Remember that he already has a lot going for him: He has been working in your office and knows your practice, and presumably you have enough patients to keep him busy. He'll be profitable for your practice, because you can bill most payers for services "incident to" yours at your rate. His temporary license should be of no concern.
QI've just been notified that I've been kicked out of Medicare and Medicaid for five years. May I continue to see patients covered by these plans if they agree to pay me out of pocket? If Yes, may I make referrals for specialty care and prescribe medications, lab tests, and diagnostic examinations?
A You may continue to see these patients, but it's unlikely that any of them would want to pay you out of pocket for services the government would cover if provided by another physician. And while you may make referrals and write prescriptions for these patients, Medicare and Medicaid won't cover those services, either.
QOur eight-physician multispecialty clinic is negotiating a new management contract. Under our previous contract, the fee for those services equaled 3 percent of net collectionsan amount our former management company assured us was the norm. The new company contends that 7 to 10 percent is the average fee, which seems exorbitant to us. What's the going rate for such services?

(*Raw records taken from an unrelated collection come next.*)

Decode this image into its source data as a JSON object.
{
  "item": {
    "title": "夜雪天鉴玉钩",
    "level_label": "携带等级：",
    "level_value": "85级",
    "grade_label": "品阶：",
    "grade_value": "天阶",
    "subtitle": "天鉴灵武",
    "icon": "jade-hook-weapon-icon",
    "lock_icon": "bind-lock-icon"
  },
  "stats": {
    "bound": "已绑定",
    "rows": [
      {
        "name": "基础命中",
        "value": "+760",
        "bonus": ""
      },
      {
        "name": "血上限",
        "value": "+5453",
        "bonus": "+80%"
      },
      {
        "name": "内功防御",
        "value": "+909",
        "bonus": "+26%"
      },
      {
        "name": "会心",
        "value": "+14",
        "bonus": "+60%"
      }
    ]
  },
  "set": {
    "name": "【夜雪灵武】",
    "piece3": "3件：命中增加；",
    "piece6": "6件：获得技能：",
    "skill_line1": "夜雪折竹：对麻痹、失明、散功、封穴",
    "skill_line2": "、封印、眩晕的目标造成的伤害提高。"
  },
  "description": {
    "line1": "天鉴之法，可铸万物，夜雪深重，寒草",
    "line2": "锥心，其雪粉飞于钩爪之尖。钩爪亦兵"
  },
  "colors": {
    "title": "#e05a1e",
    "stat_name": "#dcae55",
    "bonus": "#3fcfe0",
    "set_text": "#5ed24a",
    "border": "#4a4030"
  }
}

A Seven to 10 percent isn't unreasonable, if the company actually handles your billing and collections. In fact, it wouldn't be out of line to pay even more if the company also takes on accounts payable and other business functions. But if the firm merely oversees various office functions, 3 percent is about right.
QWhen my office manager notified Medicare that it had overpaid me, the carrier informed my practice that it would apply the overpayment as a deduction against future claims. This will mess up my bookkeeping, so I'd rather send the carrier a refund. Do I have any choice in the matter?
A It depends on your agreement with the carrier, so check the language in your contract. If your contract doesn't address the issue, ask the carrier which department should get the refund check. Make copies of all correspondence, and send communications via registered mail, return receipt requested.
Do you have a practice management question that may be stumping other doctors, too? Write: PMQA Editor, Medical Economics magazine, 5 Paragon Drive, Montvale, NJ 07645-1742, or send an e-mail to email@example.com (please include your regular postal address). Sorry, but we're not able to answer readers individually.
Kristie Perry. Practice Management. Medical Economics 2002;1:109.